■ WHAT YOU HAVE TO DO: When a line in the records contains the string "выдерживая", copy that line.

■ RECORDS SUPPLIED:
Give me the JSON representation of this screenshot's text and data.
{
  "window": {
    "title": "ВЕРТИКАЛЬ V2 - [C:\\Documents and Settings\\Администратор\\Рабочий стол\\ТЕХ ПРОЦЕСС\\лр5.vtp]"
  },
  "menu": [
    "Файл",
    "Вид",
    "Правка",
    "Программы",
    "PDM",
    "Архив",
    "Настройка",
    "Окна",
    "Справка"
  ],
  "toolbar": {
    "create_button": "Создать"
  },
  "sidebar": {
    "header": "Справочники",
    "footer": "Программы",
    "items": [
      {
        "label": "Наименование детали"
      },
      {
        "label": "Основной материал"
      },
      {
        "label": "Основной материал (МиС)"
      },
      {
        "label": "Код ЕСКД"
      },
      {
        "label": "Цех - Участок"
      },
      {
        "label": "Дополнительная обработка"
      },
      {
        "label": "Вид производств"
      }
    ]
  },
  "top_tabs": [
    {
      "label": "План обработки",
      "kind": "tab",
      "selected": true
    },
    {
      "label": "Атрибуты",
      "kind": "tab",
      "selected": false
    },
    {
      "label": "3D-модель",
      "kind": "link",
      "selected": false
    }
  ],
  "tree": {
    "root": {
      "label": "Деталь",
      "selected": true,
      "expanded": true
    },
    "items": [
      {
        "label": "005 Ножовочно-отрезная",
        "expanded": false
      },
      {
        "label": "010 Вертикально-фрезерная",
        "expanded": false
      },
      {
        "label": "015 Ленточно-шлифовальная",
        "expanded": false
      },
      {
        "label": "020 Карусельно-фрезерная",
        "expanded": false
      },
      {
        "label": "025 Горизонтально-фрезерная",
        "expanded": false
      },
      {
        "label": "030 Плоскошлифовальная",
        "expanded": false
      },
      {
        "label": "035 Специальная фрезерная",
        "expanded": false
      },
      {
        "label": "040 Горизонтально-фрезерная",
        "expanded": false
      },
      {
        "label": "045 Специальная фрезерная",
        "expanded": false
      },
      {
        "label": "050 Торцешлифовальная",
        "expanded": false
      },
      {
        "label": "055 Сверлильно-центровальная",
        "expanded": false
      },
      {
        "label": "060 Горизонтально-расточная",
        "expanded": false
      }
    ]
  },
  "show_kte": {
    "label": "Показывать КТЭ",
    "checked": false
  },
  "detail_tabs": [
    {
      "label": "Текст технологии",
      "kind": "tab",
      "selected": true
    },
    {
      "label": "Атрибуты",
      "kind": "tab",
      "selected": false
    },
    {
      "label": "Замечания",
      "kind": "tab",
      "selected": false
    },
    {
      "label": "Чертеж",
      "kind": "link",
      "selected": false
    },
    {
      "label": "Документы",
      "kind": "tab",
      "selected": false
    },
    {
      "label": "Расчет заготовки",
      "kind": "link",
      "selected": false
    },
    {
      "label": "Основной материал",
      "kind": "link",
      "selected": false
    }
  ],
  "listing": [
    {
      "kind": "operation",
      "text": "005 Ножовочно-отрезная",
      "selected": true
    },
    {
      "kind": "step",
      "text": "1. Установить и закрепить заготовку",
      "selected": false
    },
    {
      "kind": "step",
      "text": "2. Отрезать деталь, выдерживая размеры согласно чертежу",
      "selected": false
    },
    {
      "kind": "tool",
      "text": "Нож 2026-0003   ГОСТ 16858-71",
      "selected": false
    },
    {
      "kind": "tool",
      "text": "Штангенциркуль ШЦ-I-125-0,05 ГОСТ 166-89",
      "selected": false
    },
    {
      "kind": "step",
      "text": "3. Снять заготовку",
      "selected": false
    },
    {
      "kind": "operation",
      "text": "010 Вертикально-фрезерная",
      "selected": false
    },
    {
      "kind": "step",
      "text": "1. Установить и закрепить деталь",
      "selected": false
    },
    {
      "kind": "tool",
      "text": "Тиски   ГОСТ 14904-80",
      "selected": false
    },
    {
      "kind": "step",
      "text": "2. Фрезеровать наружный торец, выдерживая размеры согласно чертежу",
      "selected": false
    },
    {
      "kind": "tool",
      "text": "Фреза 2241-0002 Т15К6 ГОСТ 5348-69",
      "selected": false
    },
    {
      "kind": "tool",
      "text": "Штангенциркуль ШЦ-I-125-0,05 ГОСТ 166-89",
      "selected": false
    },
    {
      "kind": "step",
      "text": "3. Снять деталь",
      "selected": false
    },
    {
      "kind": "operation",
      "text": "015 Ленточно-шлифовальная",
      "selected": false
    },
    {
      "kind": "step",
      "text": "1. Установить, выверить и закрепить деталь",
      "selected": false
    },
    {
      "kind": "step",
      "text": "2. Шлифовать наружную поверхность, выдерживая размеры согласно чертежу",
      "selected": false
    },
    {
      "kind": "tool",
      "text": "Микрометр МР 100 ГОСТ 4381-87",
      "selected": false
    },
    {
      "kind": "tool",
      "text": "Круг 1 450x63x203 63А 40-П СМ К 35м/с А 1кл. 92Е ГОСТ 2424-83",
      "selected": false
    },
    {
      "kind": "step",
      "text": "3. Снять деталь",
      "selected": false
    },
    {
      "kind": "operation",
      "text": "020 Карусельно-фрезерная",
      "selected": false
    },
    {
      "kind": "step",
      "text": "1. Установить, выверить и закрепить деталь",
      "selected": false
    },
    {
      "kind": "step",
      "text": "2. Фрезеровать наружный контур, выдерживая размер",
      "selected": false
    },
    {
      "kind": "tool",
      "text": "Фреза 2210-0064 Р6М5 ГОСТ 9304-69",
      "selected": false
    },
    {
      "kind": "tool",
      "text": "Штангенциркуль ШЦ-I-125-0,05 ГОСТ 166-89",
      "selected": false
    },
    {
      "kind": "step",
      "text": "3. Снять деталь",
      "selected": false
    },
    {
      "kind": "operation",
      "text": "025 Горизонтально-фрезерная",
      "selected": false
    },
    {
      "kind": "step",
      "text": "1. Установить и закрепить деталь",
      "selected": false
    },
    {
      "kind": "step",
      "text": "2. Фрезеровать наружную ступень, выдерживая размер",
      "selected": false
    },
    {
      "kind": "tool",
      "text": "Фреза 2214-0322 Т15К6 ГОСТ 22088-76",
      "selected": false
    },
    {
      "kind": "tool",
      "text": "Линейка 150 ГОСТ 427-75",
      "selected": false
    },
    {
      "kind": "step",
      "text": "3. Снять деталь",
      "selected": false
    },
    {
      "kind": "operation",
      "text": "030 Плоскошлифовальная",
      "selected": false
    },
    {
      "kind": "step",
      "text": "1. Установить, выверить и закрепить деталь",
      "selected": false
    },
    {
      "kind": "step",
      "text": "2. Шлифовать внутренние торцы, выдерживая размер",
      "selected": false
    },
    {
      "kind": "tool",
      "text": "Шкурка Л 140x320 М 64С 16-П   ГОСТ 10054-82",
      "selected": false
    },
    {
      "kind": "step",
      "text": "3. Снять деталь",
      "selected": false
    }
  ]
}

■ FINAL ANSWER:
      "text": "2. Отрезать деталь, выдерживая размеры согласно чертежу",
      "text": "2. Фрезеровать наружный торец, выдерживая размеры согласно чертежу",
      "text": "2. Шлифовать наружную поверхность, выдерживая размеры согласно чертежу",
      "text": "2. Фрезеровать наружный контур, выдерживая размер",
      "text": "2. Фрезеровать наружную ступень, выдерживая размер",
      "text": "2. Шлифовать внутренние торцы, выдерживая размер",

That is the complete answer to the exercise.